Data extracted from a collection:
#####
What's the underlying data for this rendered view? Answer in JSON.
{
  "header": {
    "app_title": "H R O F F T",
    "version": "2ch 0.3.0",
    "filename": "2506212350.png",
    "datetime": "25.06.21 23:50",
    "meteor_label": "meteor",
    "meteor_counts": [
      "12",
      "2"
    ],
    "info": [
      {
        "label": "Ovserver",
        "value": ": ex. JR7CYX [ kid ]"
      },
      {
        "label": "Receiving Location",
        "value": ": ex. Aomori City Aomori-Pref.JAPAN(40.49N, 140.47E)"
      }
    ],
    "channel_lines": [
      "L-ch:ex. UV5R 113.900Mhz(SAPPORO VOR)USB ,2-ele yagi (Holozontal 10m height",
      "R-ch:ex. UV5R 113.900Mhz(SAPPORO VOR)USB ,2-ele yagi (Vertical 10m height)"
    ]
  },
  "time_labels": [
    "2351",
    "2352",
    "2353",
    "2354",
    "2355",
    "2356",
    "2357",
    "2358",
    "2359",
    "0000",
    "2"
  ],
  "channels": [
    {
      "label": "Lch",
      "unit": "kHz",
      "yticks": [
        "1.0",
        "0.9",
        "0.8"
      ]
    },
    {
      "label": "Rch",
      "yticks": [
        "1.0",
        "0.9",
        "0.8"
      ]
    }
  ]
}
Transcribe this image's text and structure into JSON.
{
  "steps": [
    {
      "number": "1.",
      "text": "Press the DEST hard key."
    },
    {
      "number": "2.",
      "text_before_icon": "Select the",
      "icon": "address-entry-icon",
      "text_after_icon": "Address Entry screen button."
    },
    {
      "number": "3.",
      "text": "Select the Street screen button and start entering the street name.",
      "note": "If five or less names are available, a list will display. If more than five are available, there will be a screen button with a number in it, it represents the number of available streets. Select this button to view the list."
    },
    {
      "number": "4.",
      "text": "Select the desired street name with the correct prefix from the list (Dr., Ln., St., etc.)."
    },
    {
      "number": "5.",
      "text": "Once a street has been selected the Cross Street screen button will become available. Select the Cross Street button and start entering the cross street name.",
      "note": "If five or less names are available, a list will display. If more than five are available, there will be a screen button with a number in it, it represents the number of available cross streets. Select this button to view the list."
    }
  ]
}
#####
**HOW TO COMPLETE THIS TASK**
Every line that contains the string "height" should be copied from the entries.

**ANSWER**
      "L-ch:ex. UV5R 113.900Mhz(SAPPORO VOR)USB ,2-ele yagi (Holozontal 10m height",
      "R-ch:ex. UV5R 113.900Mhz(SAPPORO VOR)USB ,2-ele yagi (Vertical 10m height)"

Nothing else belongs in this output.